Aim of the task:
Exact copy required. Repeat the records, but keep the pictures out.

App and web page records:
----------------
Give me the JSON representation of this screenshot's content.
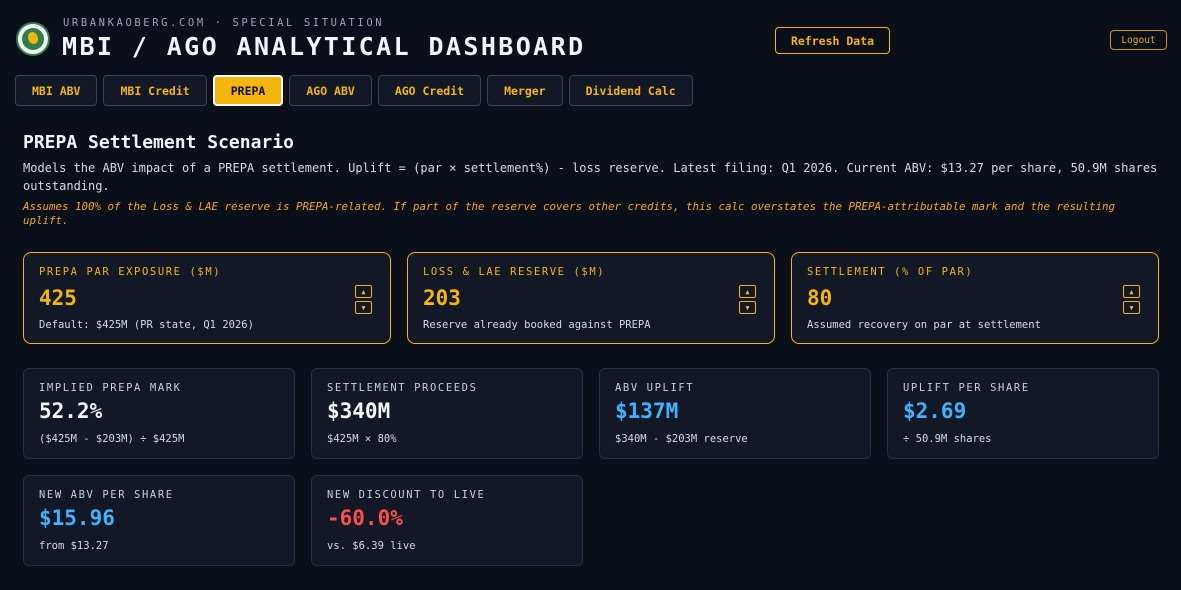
{
  "header": {
    "kicker": "URBANKAOBERG.COM · SPECIAL SITUATION",
    "title": "MBI / AGO ANALYTICAL DASHBOARD",
    "refresh_label": "Refresh Data",
    "logout_label": "Logout"
  },
  "tabs": [
    {
      "label": "MBI ABV"
    },
    {
      "label": "MBI Credit"
    },
    {
      "label": "PREPA"
    },
    {
      "label": "AGO ABV"
    },
    {
      "label": "AGO Credit"
    },
    {
      "label": "Merger"
    },
    {
      "label": "Dividend Calc"
    }
  ],
  "section": {
    "title": "PREPA Settlement Scenario",
    "description": "Models the ABV impact of a PREPA settlement. Uplift = (par × settlement%) - loss reserve. Latest filing: Q1 2026. Current ABV: $13.27 per share, 50.9M shares outstanding.",
    "note": "Assumes 100% of the Loss & LAE reserve is PREPA-related. If part of the reserve covers other credits, this calc overstates the PREPA-attributable mark and the resulting uplift."
  },
  "inputs": [
    {
      "label": "PREPA PAR EXPOSURE ($M)",
      "value": "425",
      "sub": "Default: $425M (PR state, Q1 2026)"
    },
    {
      "label": "LOSS & LAE RESERVE ($M)",
      "value": "203",
      "sub": "Reserve already booked against PREPA"
    },
    {
      "label": "SETTLEMENT (% OF PAR)",
      "value": "80",
      "sub": "Assumed recovery on par at settlement"
    }
  ],
  "stepper": {
    "up": "▲",
    "down": "▼"
  },
  "metrics": [
    {
      "label": "IMPLIED PREPA MARK",
      "value": "52.2%",
      "sub": "($425M - $203M) ÷ $425M",
      "color": "#f4f6fa"
    },
    {
      "label": "SETTLEMENT PROCEEDS",
      "value": "$340M",
      "sub": "$425M × 80%",
      "color": "#f4f6fa"
    },
    {
      "label": "ABV UPLIFT",
      "value": "$137M",
      "sub": "$340M - $203M reserve",
      "color": "#3fb3ff"
    },
    {
      "label": "UPLIFT PER SHARE",
      "value": "$2.69",
      "sub": "÷ 50.9M shares",
      "color": "#3fb3ff"
    },
    {
      "label": "NEW ABV PER SHARE",
      "value": "$15.96",
      "sub": "from $13.27",
      "color": "#3fb3ff"
    },
    {
      "label": "NEW DISCOUNT TO LIVE",
      "value": "-60.0%",
      "sub": "vs. $6.39 live",
      "color": "#ff4d4d"
    }
  ],
  "colors": {
    "accent": "#f5b50f",
    "background": "#0b0f1a",
    "positive": "#3fb3ff",
    "negative": "#ff4d4d"
  }
}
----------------
Result for this task:
Give me the JSON representation of this screenshot's content.
{
  "header": {
    "kicker": "URBANKAOBERG.COM · SPECIAL SITUATION",
    "title": "MBI / AGO ANALYTICAL DASHBOARD",
    "refresh_label": "Refresh Data",
    "logout_label": "Logout"
  },
  "tabs": [
    {
      "label": "MBI ABV"
    },
    {
      "label": "MBI Credit"
    },
    {
      "label": "PREPA"
    },
    {
      "label": "AGO ABV"
    },
    {
      "label": "AGO Credit"
    },
    {
      "label": "Merger"
    },
    {
      "label": "Dividend Calc"
    }
  ],
  "section": {
    "title": "PREPA Settlement Scenario",
    "description": "Models the ABV impact of a PREPA settlement. Uplift = (par × settlement%) - loss reserve. Latest filing: Q1 2026. Current ABV: $13.27 per share, 50.9M shares outstanding.",
    "note": "Assumes 100% of the Loss & LAE reserve is PREPA-related. If part of the reserve covers other credits, this calc overstates the PREPA-attributable mark and the resulting uplift."
  },
  "inputs": [
    {
      "label": "PREPA PAR EXPOSURE ($M)",
      "value": "425",
      "sub": "Default: $425M (PR state, Q1 2026)"
    },
    {
      "label": "LOSS & LAE RESERVE ($M)",
      "value": "203",
      "sub": "Reserve already booked against PREPA"
    },
    {
      "label": "SETTLEMENT (% OF PAR)",
      "value": "80",
      "sub": "Assumed recovery on par at settlement"
    }
  ],
  "stepper": {
    "up": "▲",
    "down": "▼"
  },
  "metrics": [
    {
      "label": "IMPLIED PREPA MARK",
      "value": "52.2%",
      "sub": "($425M - $203M) ÷ $425M",
      "color": "#f4f6fa"
    },
    {
      "label": "SETTLEMENT PROCEEDS",
      "value": "$340M",
      "sub": "$425M × 80%",
      "color": "#f4f6fa"
    },
    {
      "label": "ABV UPLIFT",
      "value": "$137M",
      "sub": "$340M - $203M reserve",
      "color": "#3fb3ff"
    },
    {
      "label": "UPLIFT PER SHARE",
      "value": "$2.69",
      "sub": "÷ 50.9M shares",
      "color": "#3fb3ff"
    },
    {
      "label": "NEW ABV PER SHARE",
      "value": "$15.96",
      "sub": "from $13.27",
      "color": "#3fb3ff"
    },
    {
      "label": "NEW DISCOUNT TO LIVE",
      "value": "-60.0%",
      "sub": "vs. $6.39 live",
      "color": "#ff4d4d"
    }
  ],
  "colors": {
    "accent": "#f5b50f",
    "background": "#0b0f1a",
    "positive": "#3fb3ff",
    "negative": "#ff4d4d"
  }
}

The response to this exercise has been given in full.